Finding a voice that rings true
Fourteen-year-old Kayla Dean thought she had her future all mapped out. With the help of her Grandma JoJo and her best friend Rosalie, Kayla, a budding feminist, has been inspired to right wrongs through investigative journalism and to empower other young women through SPEAK (Sisters Providing Encouragement And Kindness). But now, as she's about to enter high school, Kayla's got a lot of questions. Is it so wrong to want to wear her This Is What a Feminist Looks Like t-shirt with a pair of really fabulous high heels? Would she be dishonoring her grandma's memory by choosing to tame her Afro just a little? And, most importantly, would it be the end of the world if Kayla, with her small breasts, queen-sized booty and incredible talent, made it onto the rump-shaking, super-sexy Lady Lions dance team and actually liked it?
Assigned to investigate the Lady Lions' sexist underpinnings, Kayla soon discovers that the team and its members are a lot more appealing than she had ever imagined. Can Kayla reconcile the two spheres of her life, mend fences with her staunchly feminist best friend and finally find her own voice?
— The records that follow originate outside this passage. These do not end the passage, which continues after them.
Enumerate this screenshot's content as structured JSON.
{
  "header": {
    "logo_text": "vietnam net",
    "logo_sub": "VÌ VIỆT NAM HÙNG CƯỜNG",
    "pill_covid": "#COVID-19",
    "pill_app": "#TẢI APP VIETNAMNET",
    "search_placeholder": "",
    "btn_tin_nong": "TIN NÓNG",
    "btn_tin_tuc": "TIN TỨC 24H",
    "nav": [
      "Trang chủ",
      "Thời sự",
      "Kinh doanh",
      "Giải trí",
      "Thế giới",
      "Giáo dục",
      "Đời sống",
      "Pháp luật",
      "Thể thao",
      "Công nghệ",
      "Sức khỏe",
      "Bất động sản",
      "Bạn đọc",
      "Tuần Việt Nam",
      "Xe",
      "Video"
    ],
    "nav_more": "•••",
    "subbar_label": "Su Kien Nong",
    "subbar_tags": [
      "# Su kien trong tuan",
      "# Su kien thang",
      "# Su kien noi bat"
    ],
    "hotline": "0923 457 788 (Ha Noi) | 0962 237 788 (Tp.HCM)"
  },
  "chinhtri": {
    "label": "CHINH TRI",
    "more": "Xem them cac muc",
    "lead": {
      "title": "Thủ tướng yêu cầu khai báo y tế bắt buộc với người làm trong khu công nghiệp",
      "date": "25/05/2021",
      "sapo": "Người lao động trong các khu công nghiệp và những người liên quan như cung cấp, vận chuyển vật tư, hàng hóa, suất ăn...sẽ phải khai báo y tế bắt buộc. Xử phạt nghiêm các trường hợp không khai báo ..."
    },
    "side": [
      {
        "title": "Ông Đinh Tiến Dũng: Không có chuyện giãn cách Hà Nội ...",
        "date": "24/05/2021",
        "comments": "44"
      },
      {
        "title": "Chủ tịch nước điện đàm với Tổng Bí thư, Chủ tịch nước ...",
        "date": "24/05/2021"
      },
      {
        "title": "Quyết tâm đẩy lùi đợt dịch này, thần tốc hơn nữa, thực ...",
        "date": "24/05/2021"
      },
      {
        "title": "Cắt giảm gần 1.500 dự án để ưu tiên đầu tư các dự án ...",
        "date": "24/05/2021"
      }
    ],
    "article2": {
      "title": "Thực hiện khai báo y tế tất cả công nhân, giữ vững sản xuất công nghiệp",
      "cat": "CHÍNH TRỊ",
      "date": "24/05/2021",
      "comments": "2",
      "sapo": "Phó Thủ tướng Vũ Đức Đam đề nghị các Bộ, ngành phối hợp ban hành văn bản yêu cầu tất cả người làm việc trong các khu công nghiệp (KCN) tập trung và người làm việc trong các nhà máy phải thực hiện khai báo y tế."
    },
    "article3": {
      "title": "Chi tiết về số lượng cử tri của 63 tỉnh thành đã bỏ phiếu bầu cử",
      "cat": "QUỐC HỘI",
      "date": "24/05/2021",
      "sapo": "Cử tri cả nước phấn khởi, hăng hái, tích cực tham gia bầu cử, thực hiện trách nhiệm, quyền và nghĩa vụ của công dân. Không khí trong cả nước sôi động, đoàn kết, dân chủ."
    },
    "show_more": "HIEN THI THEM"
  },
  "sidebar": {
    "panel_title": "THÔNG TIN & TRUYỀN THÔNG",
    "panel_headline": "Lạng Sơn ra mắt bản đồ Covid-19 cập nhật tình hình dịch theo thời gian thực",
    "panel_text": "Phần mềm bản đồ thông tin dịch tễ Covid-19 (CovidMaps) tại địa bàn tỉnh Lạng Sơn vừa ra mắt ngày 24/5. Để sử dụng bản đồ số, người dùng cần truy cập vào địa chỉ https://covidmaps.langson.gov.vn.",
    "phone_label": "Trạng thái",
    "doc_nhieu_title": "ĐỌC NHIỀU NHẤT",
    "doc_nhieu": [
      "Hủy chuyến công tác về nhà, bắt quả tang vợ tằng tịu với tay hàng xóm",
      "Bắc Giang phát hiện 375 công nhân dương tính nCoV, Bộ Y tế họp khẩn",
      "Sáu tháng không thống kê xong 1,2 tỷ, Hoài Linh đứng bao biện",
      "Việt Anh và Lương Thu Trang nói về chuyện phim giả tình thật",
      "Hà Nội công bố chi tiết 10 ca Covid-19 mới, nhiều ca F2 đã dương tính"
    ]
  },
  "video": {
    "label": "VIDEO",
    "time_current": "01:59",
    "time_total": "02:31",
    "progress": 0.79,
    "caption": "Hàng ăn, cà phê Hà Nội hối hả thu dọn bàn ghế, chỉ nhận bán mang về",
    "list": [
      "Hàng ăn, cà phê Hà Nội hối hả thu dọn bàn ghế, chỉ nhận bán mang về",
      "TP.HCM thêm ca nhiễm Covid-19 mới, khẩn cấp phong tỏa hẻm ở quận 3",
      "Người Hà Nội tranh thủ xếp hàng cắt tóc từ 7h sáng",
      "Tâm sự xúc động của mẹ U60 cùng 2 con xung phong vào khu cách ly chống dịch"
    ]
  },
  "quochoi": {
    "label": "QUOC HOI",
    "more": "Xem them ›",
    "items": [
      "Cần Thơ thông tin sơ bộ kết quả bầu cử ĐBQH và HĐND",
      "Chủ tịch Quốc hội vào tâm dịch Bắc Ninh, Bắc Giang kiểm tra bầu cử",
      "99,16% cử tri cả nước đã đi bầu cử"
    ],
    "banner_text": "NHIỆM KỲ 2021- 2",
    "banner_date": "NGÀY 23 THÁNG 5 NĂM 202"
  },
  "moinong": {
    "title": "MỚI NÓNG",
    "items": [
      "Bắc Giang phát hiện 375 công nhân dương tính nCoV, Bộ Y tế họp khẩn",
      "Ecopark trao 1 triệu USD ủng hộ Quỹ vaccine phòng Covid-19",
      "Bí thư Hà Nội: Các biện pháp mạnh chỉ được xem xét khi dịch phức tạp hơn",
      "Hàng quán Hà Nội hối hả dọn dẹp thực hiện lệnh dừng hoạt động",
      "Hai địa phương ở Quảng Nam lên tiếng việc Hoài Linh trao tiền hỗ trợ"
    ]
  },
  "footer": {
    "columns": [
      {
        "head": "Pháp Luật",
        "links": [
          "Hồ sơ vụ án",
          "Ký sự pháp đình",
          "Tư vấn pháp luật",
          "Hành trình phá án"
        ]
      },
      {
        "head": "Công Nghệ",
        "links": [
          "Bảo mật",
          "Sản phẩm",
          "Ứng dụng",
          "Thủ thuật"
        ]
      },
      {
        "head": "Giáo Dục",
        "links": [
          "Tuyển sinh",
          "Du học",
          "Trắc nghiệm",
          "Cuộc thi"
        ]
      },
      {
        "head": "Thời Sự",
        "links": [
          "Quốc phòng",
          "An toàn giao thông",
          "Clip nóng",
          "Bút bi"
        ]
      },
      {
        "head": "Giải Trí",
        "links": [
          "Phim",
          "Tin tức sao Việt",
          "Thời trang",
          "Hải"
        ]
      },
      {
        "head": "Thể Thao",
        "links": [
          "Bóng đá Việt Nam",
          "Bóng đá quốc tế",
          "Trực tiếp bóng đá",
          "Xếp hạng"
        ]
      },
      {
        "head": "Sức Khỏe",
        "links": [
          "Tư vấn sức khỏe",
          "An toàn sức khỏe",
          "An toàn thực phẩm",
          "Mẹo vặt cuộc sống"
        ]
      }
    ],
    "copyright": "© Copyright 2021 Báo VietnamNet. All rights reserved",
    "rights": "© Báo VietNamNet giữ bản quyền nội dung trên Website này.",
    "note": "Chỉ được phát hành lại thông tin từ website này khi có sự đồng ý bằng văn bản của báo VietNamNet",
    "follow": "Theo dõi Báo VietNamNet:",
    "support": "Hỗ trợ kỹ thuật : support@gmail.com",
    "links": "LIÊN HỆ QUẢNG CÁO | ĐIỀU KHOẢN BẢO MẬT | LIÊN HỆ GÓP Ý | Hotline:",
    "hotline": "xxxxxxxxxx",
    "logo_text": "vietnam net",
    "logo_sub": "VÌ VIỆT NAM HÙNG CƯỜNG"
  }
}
Along the way, Kayla just might end up re-defining feminism and herself on her own terms.
Kayla narrates her story with plenty of sass, energy and enthusiasm, and she's willing to laugh at her mistakes even as she struggles with her own internal conflicts. True to Kayla's journalistic ambitions, each chapter includes its own headline, just like a real newspaper story chronicling Kayla's mishaps and triumphs.
Few books for young readers take on feminism the way Sherri Winston does in The Kayla Chronicles. Kayla's story is sure to inspire young women to realize that feminists come in all shapes, sizes, colors and attitudes, and that before you can speak up for all women, you have to learn how to stick up for yourself.
Norah Piehl is a writer and editor in the Boston area.